Finding a professional mentor can seem time consuming and an additional task at times. However, the payoff for having a professional mentor is worth your time and energy. A mentor is an individual whose experience and knowledge the mentee respects and admires. It is someone who has the wisdom and know-how that can support the professional growth and development of the mentee. Often times it is someone in senior level management, a boss, a professor or in general a person with more experience than the mentee. While it is not necessarily hard to find such people around you, it can be hard to find those that are right for you and willing to invest in you. Here are 5 things to look for in your prospective or even current mentor.
1. Admirable career and experience
A good professional goal is to find a mentor who will help you advance in your career. In finding a mentor, you will want to ensure that the person you choose as your mentor has a career and an experience you respect in your chosen industry. For obvious reasons, you will not want to be led by someone in whose footsteps you don’t want to follow. However, your mentor does not necessarily need to have the exact career you aspire, but it is crucial that you admire the path they have taken to get to where they are right now.
2. A character you respect and with whom you feel comfortable
Choose a mentor with whom you feel comfortable sharing personal and professional information and data. The responsibility of a mentor includes helping you with your goals, providing advice and assistance, coaching you, and encouraging you. It is when you feel comfortable with your mentor and respect their character that you can become receptive to these things. If a person has an amazing career and experience but yet has a personality you can barely stand, you will find it hard to take their mentorship seriously.
Find a mentor who is trustworthy.
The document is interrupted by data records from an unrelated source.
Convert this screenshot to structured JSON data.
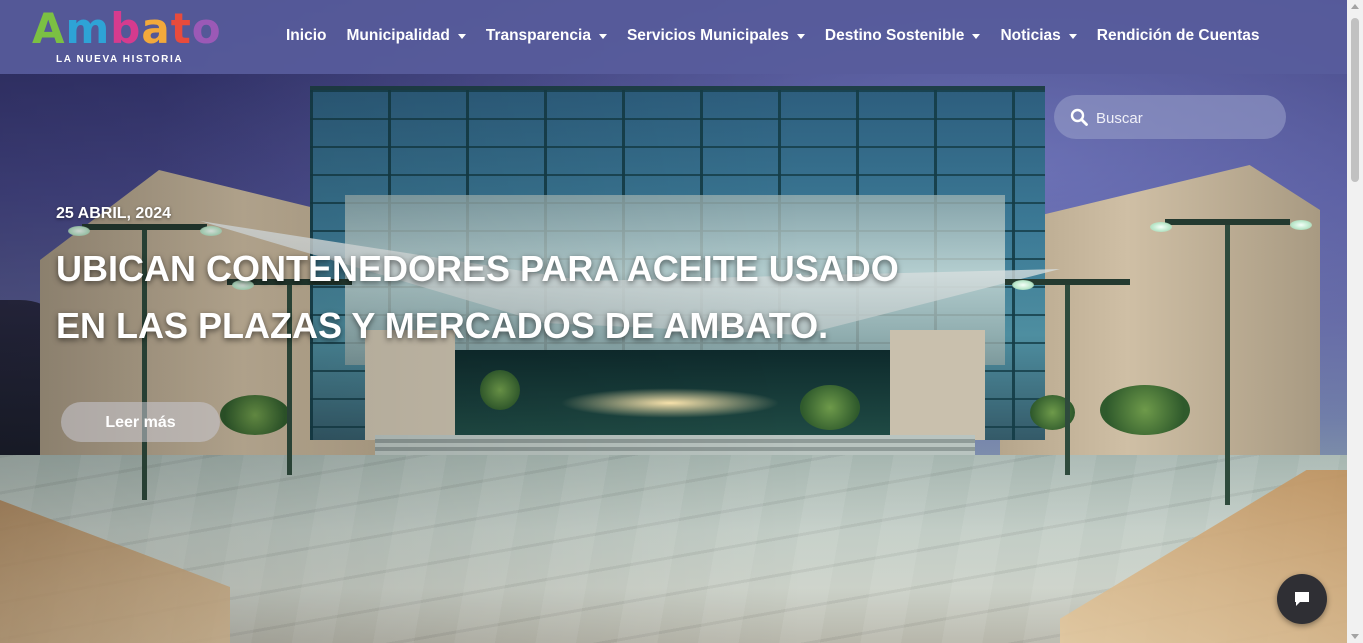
{
  "brand": {
    "logo_letters": [
      "A",
      "m",
      "b",
      "a",
      "t",
      "o"
    ],
    "tagline": "LA NUEVA HISTORIA"
  },
  "nav": [
    {
      "label": "Inicio",
      "dropdown": false
    },
    {
      "label": "Municipalidad",
      "dropdown": true
    },
    {
      "label": "Transparencia",
      "dropdown": true
    },
    {
      "label": "Servicios Municipales",
      "dropdown": true
    },
    {
      "label": "Destino Sostenible",
      "dropdown": true
    },
    {
      "label": "Noticias",
      "dropdown": true
    },
    {
      "label": "Rendición de Cuentas",
      "dropdown": false
    }
  ],
  "search": {
    "placeholder": "Buscar",
    "icon": "search-icon"
  },
  "hero": {
    "date": "25 ABRIL, 2024",
    "headline_line1": "UBICAN CONTENEDORES PARA ACEITE USADO",
    "headline_line2": "EN LAS PLAZAS Y MERCADOS DE AMBATO.",
    "cta_label": "Leer más"
  },
  "chat": {
    "icon": "chat-bubble-icon"
  },
  "colors": {
    "header_bg": "#585c9c",
    "text": "#ffffff",
    "chat_bg": "#2f2f34"
  }
}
The not-so-fun part of mentorship is having a mentor who can see your weaknesses and struggles and help you attack those challenges. In fact, it is one of the most significant aspects of mentorship. One of the ways to grow in your profession is recognizing your weakness and working towards improving it. Having a mentor that can openly discuss your problems, give you solutions, set goals for you and hold you accountable is simply an excellent way of advancing in your career. However, all of this would be impossible if you don’t have the trust it takes to be open and honest with your mentor.
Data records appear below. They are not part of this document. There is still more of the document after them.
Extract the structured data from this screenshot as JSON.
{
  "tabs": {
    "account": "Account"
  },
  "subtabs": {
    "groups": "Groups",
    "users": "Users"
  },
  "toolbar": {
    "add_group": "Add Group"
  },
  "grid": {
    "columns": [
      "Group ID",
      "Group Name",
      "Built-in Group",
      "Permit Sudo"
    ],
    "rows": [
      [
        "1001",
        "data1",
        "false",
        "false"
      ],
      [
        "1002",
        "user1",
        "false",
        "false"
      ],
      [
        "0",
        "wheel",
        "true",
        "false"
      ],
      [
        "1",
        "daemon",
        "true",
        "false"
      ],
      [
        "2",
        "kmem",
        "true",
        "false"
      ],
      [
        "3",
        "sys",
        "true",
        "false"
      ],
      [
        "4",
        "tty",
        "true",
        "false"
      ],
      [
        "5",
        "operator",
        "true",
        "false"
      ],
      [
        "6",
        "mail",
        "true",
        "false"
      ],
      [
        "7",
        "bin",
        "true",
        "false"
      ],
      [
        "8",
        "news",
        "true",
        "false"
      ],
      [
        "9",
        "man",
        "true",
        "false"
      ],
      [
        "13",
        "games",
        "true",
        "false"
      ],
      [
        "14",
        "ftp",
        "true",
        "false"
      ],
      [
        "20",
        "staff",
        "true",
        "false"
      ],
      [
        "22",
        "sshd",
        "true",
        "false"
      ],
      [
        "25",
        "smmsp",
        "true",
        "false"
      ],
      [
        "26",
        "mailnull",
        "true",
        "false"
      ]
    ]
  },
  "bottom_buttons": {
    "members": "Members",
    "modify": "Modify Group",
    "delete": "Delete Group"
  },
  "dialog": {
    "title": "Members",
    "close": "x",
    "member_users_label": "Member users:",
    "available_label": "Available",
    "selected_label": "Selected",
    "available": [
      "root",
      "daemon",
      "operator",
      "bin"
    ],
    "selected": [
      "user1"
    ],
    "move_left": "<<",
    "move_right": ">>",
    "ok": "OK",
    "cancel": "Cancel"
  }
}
4. A willing mentor
Choose your mentor carefully; you need a mentor who is committed to your professional success such that they have and are willing to dedicate some time to you. It is not enough if an individual has all of the above qualities but not willing to take the time and energy to invest in you. It is easier to employ the wisdom and knowledge of a person who is willing to coach the mentee. Without a genuine care and best interest for the mentee, it can be difficult for an individual to be an effective mentor.
5. Someone who has got your back
A mentorship requires a personal connection. The hope is that you find a mentor that you can spend time with frequently. In doing so, it is critical that a mentor believes in the mentee the same way the mentee believes in the mentor. These relationships are highly successful when the mentor can see the potential of a person and trust that they have the capability to reach their desired goals. Having a mentee motivates the mentor to invest in the individual. It also encourage the mentee to press forward when there is someone behind them to encourage and push them.
6. A personality to connect with
The personality of your mentor and how well you connect with him or her can affect how much benefit you receive from them. You obviously don’t want to feel like it is a daunting task every time you meet with your mentor. Yet, you don’t have to be best friends either. What matters is that you enjoy the time you spend with your mentor and value what they have to say.
Mentorship is a beneficial relationship that could be a tremendous support in your career. It can open doors to many opportunities for growth. Conversely, don’t assume that mentorship is only advantageous to the mentee. Mentors receive as much benefit as they shape the next generation of their company or organization. Moreover, mentoring allows employees and leaders to share the business knowledge that they have with others. Finally, mentoring creates the “circle of life” – serving as a mentor is a great way for an individual to pay back to those who have invested in them before.
Lexacount Search is grateful for Bezawit Dabi’s hard work and research assistance. This posting would not have been possible without her exploration of this topic area.